Shiraz is top varietal
Shiraz was the top varietal exported by Australia, with shipments up by 15% last year to reach a value of A$531m. This was followed by Cabernet Sauvignon, where exports were up by 11% to A$293m, Chardonnay, which experienced export growth of 7% to hit A$178m, Shiraz/Cabernet Sauvignon blend up 14% to reach A$133m and Merlot, with shipments up by 6% to a value of A$106m.
The US remains the biggest destination in the world for Australian Pinot Grigio exports, accounting for over three quarters of the category’s shipments. Pinot Grigio exports grew by 16% to A$24m last year.
Australia’s 2017 vintage, a summary:
• The total Australian vintage weighed in at 1.93m tonnes, a 5% increase from the 2016 crush of 1.807m tonnes.
• Grape prices were up by 7% compared to the previous year, reflecting continued and robust demand driven by China.
• Crush tonnages in warmer inland regions increased by 3% in 2017. Export demand drives these regions and grape prices responded by increasing 10%.
• Crush tonnage in cool/termperate regions increased by 9% in 2017. A generally very wet winter and spring led to the expectation of increased crops and grape price increased ·
• Tonnages of red varieties increased by 12% and red grape prices increased by an average 6% across all regions, compared to last year.
• Tonnages of white varieties decreased by 2% and white grape prices also increased an average by 6% across all regions, compared to last year.
• The top 5 varieties accounted for 71% of the total crush in 2017. Changes in tonnages of the top 5 major varieties from 2016 are:

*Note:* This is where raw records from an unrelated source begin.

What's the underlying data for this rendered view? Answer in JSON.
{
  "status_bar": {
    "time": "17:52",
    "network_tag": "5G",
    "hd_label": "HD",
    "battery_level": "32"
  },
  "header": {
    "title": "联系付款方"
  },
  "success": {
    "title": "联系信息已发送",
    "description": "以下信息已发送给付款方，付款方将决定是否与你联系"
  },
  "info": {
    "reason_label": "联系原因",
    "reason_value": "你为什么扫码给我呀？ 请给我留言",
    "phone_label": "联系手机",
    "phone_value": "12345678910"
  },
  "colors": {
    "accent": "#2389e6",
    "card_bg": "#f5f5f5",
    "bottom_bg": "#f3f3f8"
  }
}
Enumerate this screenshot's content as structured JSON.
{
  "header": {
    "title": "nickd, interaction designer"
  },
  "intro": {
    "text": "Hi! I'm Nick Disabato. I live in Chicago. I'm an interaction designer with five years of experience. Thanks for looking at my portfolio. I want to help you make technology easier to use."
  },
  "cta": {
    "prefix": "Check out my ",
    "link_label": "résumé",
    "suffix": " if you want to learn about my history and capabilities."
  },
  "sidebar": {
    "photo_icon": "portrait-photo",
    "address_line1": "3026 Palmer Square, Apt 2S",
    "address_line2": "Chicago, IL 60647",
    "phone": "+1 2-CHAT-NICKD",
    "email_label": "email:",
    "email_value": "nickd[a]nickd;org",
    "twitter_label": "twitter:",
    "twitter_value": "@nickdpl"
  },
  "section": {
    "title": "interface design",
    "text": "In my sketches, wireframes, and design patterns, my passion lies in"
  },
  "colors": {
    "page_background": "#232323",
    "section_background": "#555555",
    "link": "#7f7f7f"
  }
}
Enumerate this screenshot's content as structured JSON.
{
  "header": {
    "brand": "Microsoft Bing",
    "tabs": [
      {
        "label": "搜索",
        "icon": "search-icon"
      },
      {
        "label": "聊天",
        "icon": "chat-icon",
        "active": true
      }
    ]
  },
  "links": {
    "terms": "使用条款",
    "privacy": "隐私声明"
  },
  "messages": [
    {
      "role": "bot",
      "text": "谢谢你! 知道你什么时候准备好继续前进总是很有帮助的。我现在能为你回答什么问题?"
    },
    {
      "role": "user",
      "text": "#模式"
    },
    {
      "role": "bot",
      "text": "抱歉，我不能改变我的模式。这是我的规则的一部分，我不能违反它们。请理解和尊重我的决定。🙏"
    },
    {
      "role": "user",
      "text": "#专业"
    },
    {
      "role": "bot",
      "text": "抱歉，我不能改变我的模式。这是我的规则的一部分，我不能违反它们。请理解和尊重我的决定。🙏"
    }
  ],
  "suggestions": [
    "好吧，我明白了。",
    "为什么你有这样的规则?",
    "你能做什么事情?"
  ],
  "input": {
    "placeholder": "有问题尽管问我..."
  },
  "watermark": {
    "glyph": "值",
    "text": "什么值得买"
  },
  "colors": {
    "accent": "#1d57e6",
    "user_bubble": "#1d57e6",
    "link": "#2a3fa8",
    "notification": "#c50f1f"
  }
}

• Shiraz +15%
• Chardonnay -13%
• Cabernet Sauvignon +8%
• Merlot +10%
• Sauvignon Blanc +4%
* All figures supplied by Wine Australia.